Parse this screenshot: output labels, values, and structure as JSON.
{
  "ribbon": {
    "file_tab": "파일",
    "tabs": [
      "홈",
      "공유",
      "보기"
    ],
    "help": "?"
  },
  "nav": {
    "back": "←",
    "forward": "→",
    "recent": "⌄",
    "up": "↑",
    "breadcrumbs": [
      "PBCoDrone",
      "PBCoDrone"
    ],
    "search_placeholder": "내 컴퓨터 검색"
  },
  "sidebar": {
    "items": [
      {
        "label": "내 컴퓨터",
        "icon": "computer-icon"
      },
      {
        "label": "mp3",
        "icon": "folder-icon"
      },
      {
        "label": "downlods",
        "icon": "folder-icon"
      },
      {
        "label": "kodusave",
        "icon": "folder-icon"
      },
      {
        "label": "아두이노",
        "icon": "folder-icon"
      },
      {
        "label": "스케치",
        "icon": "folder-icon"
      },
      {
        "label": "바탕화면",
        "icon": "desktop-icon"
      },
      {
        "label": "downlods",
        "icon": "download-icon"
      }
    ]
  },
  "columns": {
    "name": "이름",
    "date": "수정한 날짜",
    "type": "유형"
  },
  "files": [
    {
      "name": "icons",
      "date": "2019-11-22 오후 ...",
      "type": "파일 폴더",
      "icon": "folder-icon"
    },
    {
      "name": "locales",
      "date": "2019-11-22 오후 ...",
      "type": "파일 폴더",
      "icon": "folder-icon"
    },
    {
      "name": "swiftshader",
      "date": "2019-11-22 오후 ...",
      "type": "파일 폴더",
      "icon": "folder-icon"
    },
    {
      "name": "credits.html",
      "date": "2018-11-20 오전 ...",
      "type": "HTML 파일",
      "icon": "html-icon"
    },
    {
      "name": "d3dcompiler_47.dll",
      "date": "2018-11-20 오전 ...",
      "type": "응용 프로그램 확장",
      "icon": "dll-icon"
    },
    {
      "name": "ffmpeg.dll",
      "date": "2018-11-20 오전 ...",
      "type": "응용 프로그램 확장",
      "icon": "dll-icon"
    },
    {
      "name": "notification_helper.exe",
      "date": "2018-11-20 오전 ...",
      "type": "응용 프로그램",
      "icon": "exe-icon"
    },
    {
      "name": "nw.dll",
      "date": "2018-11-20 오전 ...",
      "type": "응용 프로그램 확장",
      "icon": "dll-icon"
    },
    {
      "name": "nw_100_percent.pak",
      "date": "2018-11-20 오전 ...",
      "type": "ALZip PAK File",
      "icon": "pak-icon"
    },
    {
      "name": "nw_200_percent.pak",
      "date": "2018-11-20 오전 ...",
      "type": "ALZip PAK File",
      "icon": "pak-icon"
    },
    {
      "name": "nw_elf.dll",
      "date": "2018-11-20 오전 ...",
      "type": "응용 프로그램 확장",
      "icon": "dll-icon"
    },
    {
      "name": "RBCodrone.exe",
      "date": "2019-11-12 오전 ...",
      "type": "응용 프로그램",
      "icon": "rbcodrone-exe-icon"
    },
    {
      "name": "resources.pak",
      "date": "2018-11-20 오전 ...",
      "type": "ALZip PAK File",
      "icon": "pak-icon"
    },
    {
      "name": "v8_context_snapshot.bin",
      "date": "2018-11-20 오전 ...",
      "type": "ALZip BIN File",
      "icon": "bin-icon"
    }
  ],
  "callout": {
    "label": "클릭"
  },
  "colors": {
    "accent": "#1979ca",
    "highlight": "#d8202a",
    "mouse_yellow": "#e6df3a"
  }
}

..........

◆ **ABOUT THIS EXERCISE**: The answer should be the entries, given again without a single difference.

◆ **COMPLETED TASK**:
Parse this screenshot: output labels, values, and structure as JSON.
{
  "ribbon": {
    "file_tab": "파일",
    "tabs": [
      "홈",
      "공유",
      "보기"
    ],
    "help": "?"
  },
  "nav": {
    "back": "←",
    "forward": "→",
    "recent": "⌄",
    "up": "↑",
    "breadcrumbs": [
      "PBCoDrone",
      "PBCoDrone"
    ],
    "search_placeholder": "내 컴퓨터 검색"
  },
  "sidebar": {
    "items": [
      {
        "label": "내 컴퓨터",
        "icon": "computer-icon"
      },
      {
        "label": "mp3",
        "icon": "folder-icon"
      },
      {
        "label": "downlods",
        "icon": "folder-icon"
      },
      {
        "label": "kodusave",
        "icon": "folder-icon"
      },
      {
        "label": "아두이노",
        "icon": "folder-icon"
      },
      {
        "label": "스케치",
        "icon": "folder-icon"
      },
      {
        "label": "바탕화면",
        "icon": "desktop-icon"
      },
      {
        "label": "downlods",
        "icon": "download-icon"
      }
    ]
  },
  "columns": {
    "name": "이름",
    "date": "수정한 날짜",
    "type": "유형"
  },
  "files": [
    {
      "name": "icons",
      "date": "2019-11-22 오후 ...",
      "type": "파일 폴더",
      "icon": "folder-icon"
    },
    {
      "name": "locales",
      "date": "2019-11-22 오후 ...",
      "type": "파일 폴더",
      "icon": "folder-icon"
    },
    {
      "name": "swiftshader",
      "date": "2019-11-22 오후 ...",
      "type": "파일 폴더",
      "icon": "folder-icon"
    },
    {
      "name": "credits.html",
      "date": "2018-11-20 오전 ...",
      "type": "HTML 파일",
      "icon": "html-icon"
    },
    {
      "name": "d3dcompiler_47.dll",
      "date": "2018-11-20 오전 ...",
      "type": "응용 프로그램 확장",
      "icon": "dll-icon"
    },
    {
      "name": "ffmpeg.dll",
      "date": "2018-11-20 오전 ...",
      "type": "응용 프로그램 확장",
      "icon": "dll-icon"
    },
    {
      "name": "notification_helper.exe",
      "date": "2018-11-20 오전 ...",
      "type": "응용 프로그램",
      "icon": "exe-icon"
    },
    {
      "name": "nw.dll",
      "date": "2018-11-20 오전 ...",
      "type": "응용 프로그램 확장",
      "icon": "dll-icon"
    },
    {
      "name": "nw_100_percent.pak",
      "date": "2018-11-20 오전 ...",
      "type": "ALZip PAK File",
      "icon": "pak-icon"
    },
    {
      "name": "nw_200_percent.pak",
      "date": "2018-11-20 오전 ...",
      "type": "ALZip PAK File",
      "icon": "pak-icon"
    },
    {
      "name": "nw_elf.dll",
      "date": "2018-11-20 오전 ...",
      "type": "응용 프로그램 확장",
      "icon": "dll-icon"
    },
    {
      "name": "RBCodrone.exe",
      "date": "2019-11-12 오전 ...",
      "type": "응용 프로그램",
      "icon": "rbcodrone-exe-icon"
    },
    {
      "name": "resources.pak",
      "date": "2018-11-20 오전 ...",
      "type": "ALZip PAK File",
      "icon": "pak-icon"
    },
    {
      "name": "v8_context_snapshot.bin",
      "date": "2018-11-20 오전 ...",
      "type": "ALZip BIN File",
      "icon": "bin-icon"
    }
  ],
  "callout": {
    "label": "클릭"
  },
  "colors": {
    "accent": "#1979ca",
    "highlight": "#d8202a",
    "mouse_yellow": "#e6df3a"
  }
}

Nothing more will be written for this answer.